Egyptian troops clashed Monday with a small group of protesters camping out in Cairo's Tahrir Square to press demands for faster change and justice for demonstrators killed in the uprising that toppled Hosni Mubarak.
The clashes broke out after troops dismantled the protesters' tents on the square's median, witnesses said. There were no immediate reports of casualties or arrests. Troops backed by armored vehicles and hundreds of riot police used clubs to clear the square after protesters ignored pleas over loudspeakers to leave. Military police fired shots in the air and protesters hurled rocks.
The operation brought an end to nearly a month of renewed daily protests in the central square that was the birthplace of the 18-day uprising that overthrew Mubarak in February.
Several hundred demonstrators had rebuilt the round-the-clock protest camp there on July 8 to renew the pressure on Egypt's transitional military rulers to swiftly bring Mubarak and other members of his regime to trial.
After the army's clearing operation, vehicle traffic instantly returned to the busy interchange in the heart of downtown for the first time in weeks.
Egypt's activists, many of whom are suspicious of the ruling military council's pledges to bring genuine reforms, are demanding Mubarak loyalists be weeded out from key state institutions like the judiciary, police and civil service.
Mubarak's trial on charges he ordered the killing of protesters in the crackdown earlier this year is scheduled to start in Cairo on Wednesday. Seeing him and other members of his regime brought to public trial is a key demand of the protesters.
Monday's clashes came after a small group of protesters decided to continue the sit-in at Tahrir Square even though most groups decided to end it to mark the start this week of the holy month of Ramadan, when devout Muslims refrain from food, drink, smoking and sex from dawn to dusk.

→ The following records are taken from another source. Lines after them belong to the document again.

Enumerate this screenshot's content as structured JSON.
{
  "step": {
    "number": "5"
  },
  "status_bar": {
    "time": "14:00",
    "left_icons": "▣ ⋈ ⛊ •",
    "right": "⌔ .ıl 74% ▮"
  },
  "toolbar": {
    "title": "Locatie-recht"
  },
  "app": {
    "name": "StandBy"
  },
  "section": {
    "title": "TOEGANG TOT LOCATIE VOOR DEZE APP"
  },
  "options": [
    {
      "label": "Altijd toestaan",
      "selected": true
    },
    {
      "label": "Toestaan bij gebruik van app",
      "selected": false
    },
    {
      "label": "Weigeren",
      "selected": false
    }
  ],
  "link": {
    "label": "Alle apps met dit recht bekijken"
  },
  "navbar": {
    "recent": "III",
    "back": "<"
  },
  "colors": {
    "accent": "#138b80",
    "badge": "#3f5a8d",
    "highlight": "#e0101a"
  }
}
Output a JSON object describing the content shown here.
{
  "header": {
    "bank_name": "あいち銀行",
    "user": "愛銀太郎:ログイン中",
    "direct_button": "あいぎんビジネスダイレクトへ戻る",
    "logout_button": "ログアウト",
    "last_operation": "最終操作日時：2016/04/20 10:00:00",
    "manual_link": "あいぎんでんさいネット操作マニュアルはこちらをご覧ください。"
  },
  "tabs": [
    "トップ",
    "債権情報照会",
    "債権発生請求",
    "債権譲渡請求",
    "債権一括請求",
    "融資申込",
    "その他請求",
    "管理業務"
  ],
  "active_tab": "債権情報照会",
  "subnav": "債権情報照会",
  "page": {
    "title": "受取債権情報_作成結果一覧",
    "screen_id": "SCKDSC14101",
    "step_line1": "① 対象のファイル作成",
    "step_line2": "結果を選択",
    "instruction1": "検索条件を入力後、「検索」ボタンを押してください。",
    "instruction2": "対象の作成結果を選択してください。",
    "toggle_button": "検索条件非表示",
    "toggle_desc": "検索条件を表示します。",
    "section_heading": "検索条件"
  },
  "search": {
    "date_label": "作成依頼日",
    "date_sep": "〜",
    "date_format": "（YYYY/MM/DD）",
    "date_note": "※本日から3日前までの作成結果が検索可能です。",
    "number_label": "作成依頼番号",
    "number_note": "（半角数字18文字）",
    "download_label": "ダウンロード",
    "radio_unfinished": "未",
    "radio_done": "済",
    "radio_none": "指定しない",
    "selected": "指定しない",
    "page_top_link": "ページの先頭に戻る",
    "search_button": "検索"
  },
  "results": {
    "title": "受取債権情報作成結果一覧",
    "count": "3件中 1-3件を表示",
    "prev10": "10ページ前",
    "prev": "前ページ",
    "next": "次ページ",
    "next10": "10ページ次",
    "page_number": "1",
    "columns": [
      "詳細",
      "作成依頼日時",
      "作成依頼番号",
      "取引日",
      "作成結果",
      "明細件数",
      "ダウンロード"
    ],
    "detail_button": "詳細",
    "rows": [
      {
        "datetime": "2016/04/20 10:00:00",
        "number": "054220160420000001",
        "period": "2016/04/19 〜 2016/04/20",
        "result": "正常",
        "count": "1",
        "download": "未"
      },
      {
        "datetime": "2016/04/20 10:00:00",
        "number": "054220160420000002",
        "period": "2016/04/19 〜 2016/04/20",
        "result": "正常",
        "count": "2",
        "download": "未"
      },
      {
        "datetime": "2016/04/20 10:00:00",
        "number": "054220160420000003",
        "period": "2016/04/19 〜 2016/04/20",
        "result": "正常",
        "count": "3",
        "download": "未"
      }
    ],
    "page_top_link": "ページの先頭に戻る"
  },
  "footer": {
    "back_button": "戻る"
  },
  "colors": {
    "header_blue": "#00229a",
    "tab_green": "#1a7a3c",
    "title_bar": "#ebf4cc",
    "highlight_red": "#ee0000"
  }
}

After the confrontations, the square's median was covered with the personal belongings of the protesters and the tents' torn canvass.

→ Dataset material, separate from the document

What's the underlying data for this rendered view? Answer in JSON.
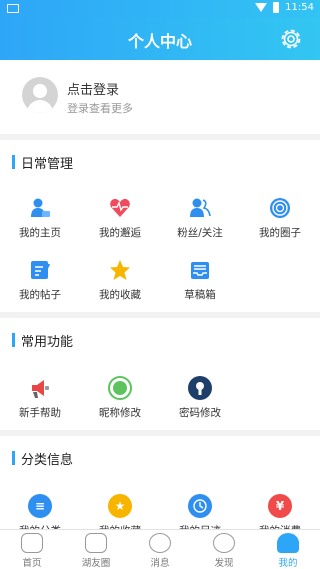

Many of those who had remained at the square were relatives of some of the 850 protesters killed during the uprising.
The relatives and other protesters wanted to continue with the sit-in until Mubarak appears in the first hearing of his trial on Wednesday. Others wanted to stay at the square until all other demands are met.
Mubarak, his security chief and six top police officers could face the death sentence if convicted of ordering the use of lethal force against the protesters.